● **WHAT YOU ARE ASKED TO DO**
Which lines of the data hold the word "JSON"? Copy all of them.
START GIVEN RECORDS
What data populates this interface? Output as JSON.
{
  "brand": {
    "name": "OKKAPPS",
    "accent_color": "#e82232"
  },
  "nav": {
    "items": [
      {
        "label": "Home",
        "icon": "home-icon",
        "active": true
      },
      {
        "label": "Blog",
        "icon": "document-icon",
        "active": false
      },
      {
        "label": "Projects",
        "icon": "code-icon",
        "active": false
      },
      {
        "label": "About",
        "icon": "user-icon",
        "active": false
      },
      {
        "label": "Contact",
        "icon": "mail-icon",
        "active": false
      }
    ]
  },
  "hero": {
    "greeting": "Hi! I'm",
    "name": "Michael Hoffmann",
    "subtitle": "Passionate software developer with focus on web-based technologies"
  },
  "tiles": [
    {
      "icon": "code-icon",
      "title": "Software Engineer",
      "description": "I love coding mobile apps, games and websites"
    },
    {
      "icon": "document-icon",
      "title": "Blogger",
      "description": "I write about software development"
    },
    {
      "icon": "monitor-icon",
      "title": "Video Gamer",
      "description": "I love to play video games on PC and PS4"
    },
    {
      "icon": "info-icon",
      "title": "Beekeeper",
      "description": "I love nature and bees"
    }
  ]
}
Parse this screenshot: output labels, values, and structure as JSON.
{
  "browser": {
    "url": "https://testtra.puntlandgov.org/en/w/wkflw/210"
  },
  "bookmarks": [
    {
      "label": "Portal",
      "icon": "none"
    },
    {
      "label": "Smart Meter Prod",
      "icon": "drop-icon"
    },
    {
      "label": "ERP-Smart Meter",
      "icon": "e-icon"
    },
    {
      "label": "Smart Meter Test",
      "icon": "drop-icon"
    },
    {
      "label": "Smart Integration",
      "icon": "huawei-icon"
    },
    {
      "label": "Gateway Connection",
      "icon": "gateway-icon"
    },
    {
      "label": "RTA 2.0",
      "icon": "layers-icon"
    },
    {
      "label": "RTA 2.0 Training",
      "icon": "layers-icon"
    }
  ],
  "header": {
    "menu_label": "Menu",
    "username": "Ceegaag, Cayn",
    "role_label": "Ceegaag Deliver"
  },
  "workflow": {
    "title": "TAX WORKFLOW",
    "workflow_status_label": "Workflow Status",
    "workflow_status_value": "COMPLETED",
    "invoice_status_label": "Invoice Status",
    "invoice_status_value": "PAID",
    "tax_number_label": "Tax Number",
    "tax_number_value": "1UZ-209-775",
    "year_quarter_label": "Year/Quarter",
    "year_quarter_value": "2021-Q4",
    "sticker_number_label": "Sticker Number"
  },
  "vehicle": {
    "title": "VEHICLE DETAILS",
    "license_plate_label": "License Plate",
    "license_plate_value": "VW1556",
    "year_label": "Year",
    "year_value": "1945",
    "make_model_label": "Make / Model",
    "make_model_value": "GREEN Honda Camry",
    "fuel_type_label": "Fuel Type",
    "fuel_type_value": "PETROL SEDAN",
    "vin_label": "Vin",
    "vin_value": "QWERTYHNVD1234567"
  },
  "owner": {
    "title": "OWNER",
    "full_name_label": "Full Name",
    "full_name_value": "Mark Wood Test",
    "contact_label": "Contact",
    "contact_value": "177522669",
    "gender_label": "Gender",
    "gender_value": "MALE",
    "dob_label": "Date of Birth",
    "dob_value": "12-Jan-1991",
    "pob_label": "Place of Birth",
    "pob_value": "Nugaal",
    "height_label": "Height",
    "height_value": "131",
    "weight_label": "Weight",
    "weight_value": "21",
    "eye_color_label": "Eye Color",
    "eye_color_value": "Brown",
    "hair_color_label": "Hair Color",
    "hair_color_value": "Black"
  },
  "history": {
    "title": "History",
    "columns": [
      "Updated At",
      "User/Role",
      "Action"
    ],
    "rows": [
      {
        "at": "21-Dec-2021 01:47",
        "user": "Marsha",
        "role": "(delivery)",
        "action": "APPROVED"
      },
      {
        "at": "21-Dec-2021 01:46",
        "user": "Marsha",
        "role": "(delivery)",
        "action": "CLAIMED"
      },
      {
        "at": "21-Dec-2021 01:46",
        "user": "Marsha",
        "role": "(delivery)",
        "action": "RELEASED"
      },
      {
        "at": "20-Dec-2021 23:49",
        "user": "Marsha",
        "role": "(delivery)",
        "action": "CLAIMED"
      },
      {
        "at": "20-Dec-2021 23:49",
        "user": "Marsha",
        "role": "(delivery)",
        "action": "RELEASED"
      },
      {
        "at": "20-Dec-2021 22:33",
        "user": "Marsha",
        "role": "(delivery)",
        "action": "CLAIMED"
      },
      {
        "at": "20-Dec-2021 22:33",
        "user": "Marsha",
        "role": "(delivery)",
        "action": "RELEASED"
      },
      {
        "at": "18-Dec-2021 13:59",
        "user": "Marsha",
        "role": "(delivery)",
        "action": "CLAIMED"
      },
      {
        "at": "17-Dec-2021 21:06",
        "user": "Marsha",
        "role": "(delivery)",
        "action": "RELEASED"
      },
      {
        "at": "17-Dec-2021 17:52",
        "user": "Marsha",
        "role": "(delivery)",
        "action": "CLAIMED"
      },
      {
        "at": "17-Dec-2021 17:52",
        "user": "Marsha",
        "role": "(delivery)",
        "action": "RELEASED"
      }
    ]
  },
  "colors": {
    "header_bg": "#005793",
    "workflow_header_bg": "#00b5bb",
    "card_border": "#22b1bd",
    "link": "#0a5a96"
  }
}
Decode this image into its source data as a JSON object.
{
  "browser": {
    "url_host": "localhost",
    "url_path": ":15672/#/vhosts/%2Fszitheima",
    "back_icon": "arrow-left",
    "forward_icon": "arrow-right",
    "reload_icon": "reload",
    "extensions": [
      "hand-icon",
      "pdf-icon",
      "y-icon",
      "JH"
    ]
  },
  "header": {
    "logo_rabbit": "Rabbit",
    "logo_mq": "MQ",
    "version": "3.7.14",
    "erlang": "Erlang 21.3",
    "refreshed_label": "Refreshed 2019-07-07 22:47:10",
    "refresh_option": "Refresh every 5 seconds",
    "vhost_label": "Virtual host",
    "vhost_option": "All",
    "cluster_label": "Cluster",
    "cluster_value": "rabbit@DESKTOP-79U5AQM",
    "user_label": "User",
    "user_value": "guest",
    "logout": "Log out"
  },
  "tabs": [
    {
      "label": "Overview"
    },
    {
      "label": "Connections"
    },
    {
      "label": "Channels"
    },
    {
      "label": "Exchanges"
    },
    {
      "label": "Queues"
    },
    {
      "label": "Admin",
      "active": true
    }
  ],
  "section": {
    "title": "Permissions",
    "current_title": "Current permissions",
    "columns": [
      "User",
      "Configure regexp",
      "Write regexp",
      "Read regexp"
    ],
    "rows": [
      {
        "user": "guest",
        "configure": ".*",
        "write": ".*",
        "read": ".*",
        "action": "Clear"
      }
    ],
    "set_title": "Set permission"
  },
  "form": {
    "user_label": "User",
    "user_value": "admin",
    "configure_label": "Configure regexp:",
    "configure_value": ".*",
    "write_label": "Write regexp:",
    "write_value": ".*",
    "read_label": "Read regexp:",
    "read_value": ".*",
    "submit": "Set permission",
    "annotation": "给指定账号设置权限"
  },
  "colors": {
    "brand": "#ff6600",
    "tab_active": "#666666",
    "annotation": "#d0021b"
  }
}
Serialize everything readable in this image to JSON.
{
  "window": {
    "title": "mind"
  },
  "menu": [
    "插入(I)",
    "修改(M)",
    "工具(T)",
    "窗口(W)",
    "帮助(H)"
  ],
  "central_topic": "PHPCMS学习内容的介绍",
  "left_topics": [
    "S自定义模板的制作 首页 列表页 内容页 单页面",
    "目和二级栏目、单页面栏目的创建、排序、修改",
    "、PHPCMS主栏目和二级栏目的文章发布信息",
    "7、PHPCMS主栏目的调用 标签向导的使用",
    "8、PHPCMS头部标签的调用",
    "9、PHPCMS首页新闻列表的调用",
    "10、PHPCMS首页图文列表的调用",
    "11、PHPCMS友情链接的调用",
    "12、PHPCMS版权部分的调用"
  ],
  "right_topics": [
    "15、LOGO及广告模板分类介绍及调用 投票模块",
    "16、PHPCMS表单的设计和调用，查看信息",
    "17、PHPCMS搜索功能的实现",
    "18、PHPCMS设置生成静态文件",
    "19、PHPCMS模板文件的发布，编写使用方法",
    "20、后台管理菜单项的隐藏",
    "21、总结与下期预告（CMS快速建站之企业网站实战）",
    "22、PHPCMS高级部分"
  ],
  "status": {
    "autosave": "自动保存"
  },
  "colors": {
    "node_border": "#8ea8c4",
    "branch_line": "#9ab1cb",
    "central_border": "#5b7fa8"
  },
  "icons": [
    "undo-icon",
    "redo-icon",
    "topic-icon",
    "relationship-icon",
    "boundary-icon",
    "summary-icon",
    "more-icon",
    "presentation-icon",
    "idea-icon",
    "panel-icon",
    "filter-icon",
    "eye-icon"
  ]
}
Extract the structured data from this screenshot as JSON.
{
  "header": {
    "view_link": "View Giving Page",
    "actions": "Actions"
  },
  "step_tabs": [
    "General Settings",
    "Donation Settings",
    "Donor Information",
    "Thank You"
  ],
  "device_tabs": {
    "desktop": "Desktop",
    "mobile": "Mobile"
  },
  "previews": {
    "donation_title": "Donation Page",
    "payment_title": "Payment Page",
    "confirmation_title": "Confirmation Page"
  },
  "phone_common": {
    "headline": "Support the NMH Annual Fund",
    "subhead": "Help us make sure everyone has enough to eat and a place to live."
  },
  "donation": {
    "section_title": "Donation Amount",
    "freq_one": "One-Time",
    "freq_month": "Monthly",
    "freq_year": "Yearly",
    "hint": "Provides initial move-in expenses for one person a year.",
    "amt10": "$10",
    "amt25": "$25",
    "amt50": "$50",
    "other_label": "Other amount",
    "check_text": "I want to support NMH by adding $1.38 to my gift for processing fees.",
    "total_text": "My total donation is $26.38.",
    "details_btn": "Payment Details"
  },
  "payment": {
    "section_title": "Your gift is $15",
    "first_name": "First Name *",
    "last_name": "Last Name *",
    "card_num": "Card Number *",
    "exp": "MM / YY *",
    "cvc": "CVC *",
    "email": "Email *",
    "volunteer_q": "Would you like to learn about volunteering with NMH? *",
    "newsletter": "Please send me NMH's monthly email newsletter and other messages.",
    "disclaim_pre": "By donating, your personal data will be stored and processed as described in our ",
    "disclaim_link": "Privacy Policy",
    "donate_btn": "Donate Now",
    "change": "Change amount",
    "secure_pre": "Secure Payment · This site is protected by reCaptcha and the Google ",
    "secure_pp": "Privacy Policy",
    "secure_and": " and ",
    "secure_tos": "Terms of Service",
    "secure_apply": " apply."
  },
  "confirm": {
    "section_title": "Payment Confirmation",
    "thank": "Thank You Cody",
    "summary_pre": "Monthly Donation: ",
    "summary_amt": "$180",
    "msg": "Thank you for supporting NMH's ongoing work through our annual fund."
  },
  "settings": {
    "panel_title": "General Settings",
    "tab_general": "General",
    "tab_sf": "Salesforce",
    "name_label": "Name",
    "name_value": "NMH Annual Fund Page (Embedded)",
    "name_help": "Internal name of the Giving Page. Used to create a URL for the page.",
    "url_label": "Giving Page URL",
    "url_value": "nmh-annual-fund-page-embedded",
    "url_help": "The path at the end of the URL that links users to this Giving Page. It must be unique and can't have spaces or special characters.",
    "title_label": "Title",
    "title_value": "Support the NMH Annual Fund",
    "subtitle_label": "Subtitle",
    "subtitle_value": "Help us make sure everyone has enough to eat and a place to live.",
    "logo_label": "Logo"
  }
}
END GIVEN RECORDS
● **ANSWER FOR THIS EXERCISE**
What data populates this interface? Output as JSON.
Parse this screenshot: output labels, values, and structure as JSON.
Decode this image into its source data as a JSON object.
Serialize everything readable in this image to JSON.
Extract the structured data from this screenshot as JSON.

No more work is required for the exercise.